Eradicating food insecurity is necessary for achieving global health goals. Liberal trade policies might increase food supplies but how these policies influence individual-level food insecurity remains uncertain. We aimed to assess the association between liberal trade policies and food insecurity at the individual level, and whether this association varies across country-income and household-income groups.
Insects are indispensable actors within global agri-food systems and ensure the delivery of myriad ecosystem services. A progressive decline in insect numbers — as inflicted by habitat loss, pollution or intensive agriculture — can jeopardize a sustained provisioning of those services. Though we routinely disregard how insects help meet multiple sustainable development challenges, a gradual insect decline can have grave, long-lasting consequences.
Tropical cropping systems are highly dependent on synthetic insecticides, which generates sustainability issues. We performed a bibliometric analysis of the current insecticide literature (2017–2019) and used the Sustainable Development Goals roadmap to identify research topics in insecticide research that should be promoted to attain sustainable cropping systems.
Termites are amongst the main macroinvertebrate decomposers in tropical ecosystems and they exert additional impacts through the creation of biostructures (mounds, galleries, sheetings, etc.) with different soil physical and chemical properties, thereby impacting positively on numerous ecosystem services for humankind. Unfortunately, this positive or ‘bright’ role of termites is often overshadowed by their ‘dark’ side, that is, their status as pests threatening agriculture and constructions.

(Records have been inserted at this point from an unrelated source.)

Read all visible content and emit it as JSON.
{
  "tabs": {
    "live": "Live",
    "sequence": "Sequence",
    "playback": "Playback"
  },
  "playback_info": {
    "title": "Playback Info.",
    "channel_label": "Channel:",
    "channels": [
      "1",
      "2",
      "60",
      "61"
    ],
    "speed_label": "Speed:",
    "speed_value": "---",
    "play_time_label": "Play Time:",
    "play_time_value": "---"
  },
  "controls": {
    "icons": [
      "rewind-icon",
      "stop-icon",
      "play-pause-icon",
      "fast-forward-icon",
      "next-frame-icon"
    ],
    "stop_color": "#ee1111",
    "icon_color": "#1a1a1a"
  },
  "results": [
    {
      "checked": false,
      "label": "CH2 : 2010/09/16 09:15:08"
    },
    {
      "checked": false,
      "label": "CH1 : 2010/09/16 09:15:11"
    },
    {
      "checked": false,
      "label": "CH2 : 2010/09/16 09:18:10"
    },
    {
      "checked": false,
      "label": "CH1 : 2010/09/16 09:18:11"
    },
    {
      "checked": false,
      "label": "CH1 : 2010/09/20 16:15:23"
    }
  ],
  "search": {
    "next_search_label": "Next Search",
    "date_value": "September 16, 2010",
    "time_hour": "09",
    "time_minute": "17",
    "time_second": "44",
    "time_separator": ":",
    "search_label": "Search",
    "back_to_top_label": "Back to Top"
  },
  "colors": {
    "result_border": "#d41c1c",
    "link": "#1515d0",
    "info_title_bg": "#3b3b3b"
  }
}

Elsevier, Current Opinion in Insect Science, Volume 40, August 2020
Viral diseases transmitted by mosquitoes, known as arboviruses, pose a significant threat to human life and are a major burden on many health systems around the world. Currently, arbovirus control strategies rely on insecticides or vector source reduction and, in the absence of effective, accessible and affordable vaccines, mainly on symptomatic based, non-specific treatments. However, insecticides have the potential to interfere with non-target organisms, cause environmental toxicity and insecticide resistance reduces their effectiveness as a sustainable control method.
Elsevier, Trends in Food Science and Technology, Volume 102, August 2020
Background: Plant-based meat alternatives are developed to address consumer demands and sustainability of future food supply, and the market has grown exponentially in recent years. Although progresses have been made to construct plant protein-based fibers organoleptically comparable to a whole-muscle cut, it remains challenging to reproduce the hierarchical organization of muscle tissue known to contribute to the overall sensory profile. For now, the market strategies are largely focused on restructured or formed meat mimeticks.
The Common Agricultural Policy (CAP) is the guiding policy for agriculture and the largest single budget item in the European Union (EU). Agriculture is essential to meet the Sustainable Development Goals (SDGs), but the CAP's contribution to do so is uncertain. We analyzed the distribution of €59.4 billion of 2015 CAP payments and show that current CAP spending exacerbates income inequality within agriculture, while little funding supports climate-friendly and biodiverse farming regions.
Quality attributes such as moisture content, colour parameters and shrinkage of apples change undesirably during the drying process. Drying is a highly dynamic process, thus, an effective optimisation in terms of product quality and process performance requires continuous non-invasive measurement of the parameters in question.

Pages